This will be a bit of a teaser post, since I only had a few hours in Taiwan on Saturday, but more is coming.
Saturday I unwittingly boarded the Hello Kitty flight between Tokyo and Taipei. HK was everywhere — the plane was painted with HK and her friends (prior to this weekend, I hadn’t realized she had friends), HK pillows, HK headrests, HK soap in the bathrooms, my HK lunch complete with HK utensils, HK fish cake, HK ice cream and so on and so on (see photo), I stole a HK barf bag and some HK bags of nuts, and they even had HK toilet paper. The entire inside of the plane was pink. It was pretty terrifying.
I landed in the airport that’s a ways outside Taipei proper and caught a cab into the city. I was a little worried because I had planned to have Jen with me (who speaks some mandarin) and who had done most of the planning for this trip — and I was still not sure that I had things like getting money covered. But fortunately everything went smoothly. The cab driver did a lot of belching in the car and driving like a maniac. Other than that my first impressions of Taiwan was that they like to put little domes on top of their apartment buildings. But I arrived safely at our friends’ place to fresh baked cookies and a cool glass of water (have I not yet mentioned the weather? Imagine living in someone’s mouth… about the same. Unbelievably hot and muggy.)
That evening we went out to a night market to meander and get food. Night markets are areas where vendors line the streets (and the illegal ones set up mobile camps in the center) which are packed with people strolling and buying clothes, jewelry, electronics, trinkets, food, and just about anything else you can imagine. I briefly contemplated buying jen a pair of fuzzy flipflops, each in the shape of half a lady bug. Instead, we picked up some pork buns and some tropical juices and continued to explore.
There was a temple on one of the streets where a lot of people were sitting on the steps eating out of paper sleeves and slurping tapioca pearls from their drinks while others lit incense and went into the temple to pray. The temples have “gone digital” in that there’s a big light-board across the front advertising something in Chinese. But otherwise they’re traditional-looking and exceptionally ornate (just wait till the Day 2 post!)

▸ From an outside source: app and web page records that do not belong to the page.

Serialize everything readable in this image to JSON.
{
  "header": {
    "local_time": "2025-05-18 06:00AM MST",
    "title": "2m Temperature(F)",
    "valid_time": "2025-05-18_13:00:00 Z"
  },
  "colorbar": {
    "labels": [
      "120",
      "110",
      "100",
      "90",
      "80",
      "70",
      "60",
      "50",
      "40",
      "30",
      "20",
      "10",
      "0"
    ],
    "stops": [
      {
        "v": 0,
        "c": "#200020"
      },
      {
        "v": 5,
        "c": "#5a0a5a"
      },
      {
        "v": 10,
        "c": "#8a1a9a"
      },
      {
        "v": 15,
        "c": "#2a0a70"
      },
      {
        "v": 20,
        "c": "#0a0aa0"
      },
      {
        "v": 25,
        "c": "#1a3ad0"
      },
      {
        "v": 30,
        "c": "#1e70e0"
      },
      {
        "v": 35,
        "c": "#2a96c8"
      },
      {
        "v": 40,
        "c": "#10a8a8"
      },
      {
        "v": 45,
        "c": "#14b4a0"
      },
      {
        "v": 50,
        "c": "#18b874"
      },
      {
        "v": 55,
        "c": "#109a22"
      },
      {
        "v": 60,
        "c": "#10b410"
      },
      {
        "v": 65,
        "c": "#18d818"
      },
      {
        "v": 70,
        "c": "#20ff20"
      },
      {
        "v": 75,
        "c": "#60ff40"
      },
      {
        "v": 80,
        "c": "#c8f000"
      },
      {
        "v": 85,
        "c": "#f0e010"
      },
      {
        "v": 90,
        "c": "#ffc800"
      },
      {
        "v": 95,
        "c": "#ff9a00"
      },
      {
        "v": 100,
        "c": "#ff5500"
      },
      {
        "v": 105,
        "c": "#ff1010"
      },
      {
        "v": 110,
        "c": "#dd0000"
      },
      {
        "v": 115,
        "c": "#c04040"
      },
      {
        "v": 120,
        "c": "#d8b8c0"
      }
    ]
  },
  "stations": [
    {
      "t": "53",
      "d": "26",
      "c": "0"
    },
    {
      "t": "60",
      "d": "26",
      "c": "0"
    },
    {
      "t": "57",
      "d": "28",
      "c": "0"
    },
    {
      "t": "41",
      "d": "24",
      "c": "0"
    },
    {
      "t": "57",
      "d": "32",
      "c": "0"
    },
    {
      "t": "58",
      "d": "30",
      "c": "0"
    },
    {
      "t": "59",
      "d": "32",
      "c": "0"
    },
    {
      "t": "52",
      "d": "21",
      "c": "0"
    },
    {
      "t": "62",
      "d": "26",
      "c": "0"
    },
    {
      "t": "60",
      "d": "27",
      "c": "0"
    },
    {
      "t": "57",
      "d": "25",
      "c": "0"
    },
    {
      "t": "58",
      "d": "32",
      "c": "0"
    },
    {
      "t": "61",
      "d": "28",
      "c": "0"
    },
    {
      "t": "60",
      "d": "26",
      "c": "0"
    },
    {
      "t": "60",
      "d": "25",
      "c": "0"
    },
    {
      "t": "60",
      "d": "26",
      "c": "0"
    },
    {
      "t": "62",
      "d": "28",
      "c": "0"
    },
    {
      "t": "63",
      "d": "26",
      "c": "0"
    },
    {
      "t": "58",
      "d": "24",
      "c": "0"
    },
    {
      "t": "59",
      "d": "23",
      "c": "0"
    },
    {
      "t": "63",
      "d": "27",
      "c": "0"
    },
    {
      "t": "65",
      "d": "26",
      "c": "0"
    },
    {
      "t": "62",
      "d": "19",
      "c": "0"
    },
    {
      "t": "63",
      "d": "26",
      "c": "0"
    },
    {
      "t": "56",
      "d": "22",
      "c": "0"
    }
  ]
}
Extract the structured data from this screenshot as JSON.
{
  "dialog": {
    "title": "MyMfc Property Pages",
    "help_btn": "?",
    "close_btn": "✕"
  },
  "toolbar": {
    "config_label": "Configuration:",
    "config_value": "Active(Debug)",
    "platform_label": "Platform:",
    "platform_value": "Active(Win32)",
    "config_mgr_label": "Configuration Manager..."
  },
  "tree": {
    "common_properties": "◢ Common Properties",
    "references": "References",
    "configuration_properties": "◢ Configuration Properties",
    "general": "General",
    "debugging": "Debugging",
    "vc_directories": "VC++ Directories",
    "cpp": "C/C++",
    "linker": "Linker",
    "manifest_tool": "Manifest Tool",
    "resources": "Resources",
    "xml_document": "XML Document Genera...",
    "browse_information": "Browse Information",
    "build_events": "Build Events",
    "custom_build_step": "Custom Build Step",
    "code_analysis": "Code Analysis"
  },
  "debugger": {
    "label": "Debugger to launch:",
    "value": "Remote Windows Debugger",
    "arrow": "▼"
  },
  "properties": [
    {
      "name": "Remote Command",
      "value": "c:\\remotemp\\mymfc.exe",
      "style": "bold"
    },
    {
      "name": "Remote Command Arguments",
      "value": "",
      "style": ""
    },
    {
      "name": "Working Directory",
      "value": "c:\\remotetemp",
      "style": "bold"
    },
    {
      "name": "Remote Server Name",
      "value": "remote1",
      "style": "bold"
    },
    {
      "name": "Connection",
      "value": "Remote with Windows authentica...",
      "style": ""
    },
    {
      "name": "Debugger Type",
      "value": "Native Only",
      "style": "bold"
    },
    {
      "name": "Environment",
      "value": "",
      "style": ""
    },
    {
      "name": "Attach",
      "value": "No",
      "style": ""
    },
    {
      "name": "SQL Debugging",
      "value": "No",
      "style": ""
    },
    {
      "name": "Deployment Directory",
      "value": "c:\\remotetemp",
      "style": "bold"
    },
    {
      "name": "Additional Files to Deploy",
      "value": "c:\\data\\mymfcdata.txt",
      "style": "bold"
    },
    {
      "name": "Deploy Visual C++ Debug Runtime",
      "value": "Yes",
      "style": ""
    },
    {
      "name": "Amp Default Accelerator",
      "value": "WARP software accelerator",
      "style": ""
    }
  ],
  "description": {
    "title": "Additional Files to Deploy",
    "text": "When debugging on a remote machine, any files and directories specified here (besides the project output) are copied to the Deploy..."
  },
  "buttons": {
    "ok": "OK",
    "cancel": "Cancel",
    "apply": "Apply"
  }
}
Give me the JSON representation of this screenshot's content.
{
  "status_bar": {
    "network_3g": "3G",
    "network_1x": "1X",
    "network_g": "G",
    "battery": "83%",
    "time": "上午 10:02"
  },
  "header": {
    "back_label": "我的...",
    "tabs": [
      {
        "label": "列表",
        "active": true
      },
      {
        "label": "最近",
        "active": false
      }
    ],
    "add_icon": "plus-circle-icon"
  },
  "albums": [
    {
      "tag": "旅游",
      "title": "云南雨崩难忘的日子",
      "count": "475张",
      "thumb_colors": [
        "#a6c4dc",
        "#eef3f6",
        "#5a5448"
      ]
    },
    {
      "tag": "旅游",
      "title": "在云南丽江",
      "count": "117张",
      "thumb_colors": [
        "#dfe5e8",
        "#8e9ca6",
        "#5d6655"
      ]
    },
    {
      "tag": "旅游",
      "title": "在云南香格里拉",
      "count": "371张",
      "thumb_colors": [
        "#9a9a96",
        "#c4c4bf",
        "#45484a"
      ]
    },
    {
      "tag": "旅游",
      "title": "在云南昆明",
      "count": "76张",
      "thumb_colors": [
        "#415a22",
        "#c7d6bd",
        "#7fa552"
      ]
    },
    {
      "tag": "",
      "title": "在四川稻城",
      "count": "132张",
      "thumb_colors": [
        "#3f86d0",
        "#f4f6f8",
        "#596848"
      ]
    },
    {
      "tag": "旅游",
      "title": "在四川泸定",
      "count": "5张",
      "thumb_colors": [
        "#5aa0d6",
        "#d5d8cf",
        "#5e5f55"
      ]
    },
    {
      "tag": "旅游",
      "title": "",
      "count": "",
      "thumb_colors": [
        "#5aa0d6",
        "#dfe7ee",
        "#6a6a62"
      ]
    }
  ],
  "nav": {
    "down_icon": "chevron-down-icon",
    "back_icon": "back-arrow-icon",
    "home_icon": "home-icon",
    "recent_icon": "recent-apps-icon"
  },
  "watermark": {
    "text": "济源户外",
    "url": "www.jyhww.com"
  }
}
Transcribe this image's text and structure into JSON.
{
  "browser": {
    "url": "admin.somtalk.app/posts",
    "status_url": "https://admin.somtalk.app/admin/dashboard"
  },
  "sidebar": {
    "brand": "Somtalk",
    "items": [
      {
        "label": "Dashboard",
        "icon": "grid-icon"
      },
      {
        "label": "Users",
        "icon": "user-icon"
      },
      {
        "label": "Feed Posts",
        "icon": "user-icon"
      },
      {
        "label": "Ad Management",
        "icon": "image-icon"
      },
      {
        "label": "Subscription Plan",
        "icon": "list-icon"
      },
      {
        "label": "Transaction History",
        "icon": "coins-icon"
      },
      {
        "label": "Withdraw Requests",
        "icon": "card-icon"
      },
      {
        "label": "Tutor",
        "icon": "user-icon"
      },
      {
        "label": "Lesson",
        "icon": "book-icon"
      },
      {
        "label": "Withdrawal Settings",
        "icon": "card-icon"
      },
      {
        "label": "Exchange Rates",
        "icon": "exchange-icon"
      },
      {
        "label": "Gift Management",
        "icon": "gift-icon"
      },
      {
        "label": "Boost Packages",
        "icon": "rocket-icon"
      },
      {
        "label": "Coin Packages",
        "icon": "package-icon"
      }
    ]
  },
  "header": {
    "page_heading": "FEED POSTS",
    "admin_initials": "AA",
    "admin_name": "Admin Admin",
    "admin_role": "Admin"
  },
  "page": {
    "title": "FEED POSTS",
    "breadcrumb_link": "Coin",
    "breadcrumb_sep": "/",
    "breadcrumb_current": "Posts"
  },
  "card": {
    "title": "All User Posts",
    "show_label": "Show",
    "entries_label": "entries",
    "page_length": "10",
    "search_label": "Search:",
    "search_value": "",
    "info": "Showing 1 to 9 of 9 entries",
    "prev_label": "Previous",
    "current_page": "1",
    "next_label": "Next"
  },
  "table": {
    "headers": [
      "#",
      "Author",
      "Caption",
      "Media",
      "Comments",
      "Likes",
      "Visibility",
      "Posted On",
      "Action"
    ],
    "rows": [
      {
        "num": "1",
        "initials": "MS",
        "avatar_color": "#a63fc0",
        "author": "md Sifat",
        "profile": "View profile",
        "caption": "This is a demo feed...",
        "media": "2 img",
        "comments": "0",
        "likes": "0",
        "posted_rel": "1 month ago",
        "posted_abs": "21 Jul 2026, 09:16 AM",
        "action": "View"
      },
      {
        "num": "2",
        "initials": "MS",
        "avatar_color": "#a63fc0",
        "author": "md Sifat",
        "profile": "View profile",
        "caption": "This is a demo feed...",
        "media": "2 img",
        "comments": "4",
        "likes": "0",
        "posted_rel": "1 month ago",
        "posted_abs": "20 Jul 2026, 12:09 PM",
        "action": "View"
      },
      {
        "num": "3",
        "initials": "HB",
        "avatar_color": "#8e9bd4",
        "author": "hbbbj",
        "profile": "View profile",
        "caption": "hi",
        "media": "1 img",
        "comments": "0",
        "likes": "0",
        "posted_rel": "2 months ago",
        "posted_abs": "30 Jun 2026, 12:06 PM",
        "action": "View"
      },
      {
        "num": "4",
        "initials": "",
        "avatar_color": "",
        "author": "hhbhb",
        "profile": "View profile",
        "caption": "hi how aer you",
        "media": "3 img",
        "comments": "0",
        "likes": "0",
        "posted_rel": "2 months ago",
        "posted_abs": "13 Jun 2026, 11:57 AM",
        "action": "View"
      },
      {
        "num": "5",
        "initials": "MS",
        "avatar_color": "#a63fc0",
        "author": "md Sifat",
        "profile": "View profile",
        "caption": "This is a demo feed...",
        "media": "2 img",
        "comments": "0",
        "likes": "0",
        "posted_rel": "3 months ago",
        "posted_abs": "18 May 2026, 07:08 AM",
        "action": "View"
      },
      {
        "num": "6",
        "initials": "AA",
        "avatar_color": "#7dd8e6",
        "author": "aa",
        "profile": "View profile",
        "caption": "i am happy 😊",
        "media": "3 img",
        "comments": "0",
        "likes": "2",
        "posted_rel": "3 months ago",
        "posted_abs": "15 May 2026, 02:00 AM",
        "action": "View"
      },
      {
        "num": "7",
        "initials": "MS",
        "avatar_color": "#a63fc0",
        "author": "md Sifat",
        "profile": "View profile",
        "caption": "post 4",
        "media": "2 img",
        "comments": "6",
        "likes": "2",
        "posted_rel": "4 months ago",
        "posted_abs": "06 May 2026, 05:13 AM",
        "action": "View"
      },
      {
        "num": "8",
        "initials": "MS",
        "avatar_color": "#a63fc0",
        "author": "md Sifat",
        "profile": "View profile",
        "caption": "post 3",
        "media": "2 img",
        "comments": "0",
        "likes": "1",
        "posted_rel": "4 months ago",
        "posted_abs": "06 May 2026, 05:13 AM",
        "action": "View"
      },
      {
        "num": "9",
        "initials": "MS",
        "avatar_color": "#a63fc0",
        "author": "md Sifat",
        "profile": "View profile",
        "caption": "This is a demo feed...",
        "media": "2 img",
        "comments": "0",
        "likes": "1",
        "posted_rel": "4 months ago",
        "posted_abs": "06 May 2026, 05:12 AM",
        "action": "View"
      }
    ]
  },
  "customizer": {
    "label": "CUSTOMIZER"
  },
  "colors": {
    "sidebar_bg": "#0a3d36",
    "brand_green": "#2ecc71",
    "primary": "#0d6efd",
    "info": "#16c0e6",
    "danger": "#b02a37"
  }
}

But the real food action (beyond just the snacks) happens down in the basement of a market-building, where stalls fry, grill, and boil all kinds of food. There were places that did seafood on sticks, places that had stacks of crabs, flat-top grills sauteeing greens and pork, massive pots of soups, and signs everywhere with rice and noodle dishes. It’s packed and hectic, and everybody stares — I’m used to being the enormous gaijin, but in Japan people don’t stare very much, or they try to be subtle about doing so. In Taipei they really have no compunctions about boldly staring at you. Later on I discovered that just smiling at them brings out the friendly, smiling side of the Taiwanese, but the staring is a bit intimidating at first, particularly in the bustling crowds.
We settled on a counter that wraps around a flat-top grill where a couple fellows were whipping up a variety of dishes. They put them on foil around the edge of the grill and then you grab what you want and it stays warm (not that the ambient temperature really allows for much cooling!) We got scallops, oysters, spinach, rice, soup, and these amazing crabs. When I’ve had crabs before it’s always frustrating to pull the meat out of them, and there’s never very much in the end. I don’t know what happened to the internal organs of these crabs, but they were so meaty, tender, and delicious all through the center. Picking a crab with chopsticks is not as difficult as it sounds, either. Although we did eventually just decide to pick the things up and sortof suck the meat out. At any rate — amazing. And in the end it’s like $4 for dinner.
After dinner we got more tropical fruit drinks and continued exploring. I went for some plum contraption that was too sweet and appeared to have jam in the bottom. Overall though, the night market was a blast, and was a fantastic introduction to Taiwan!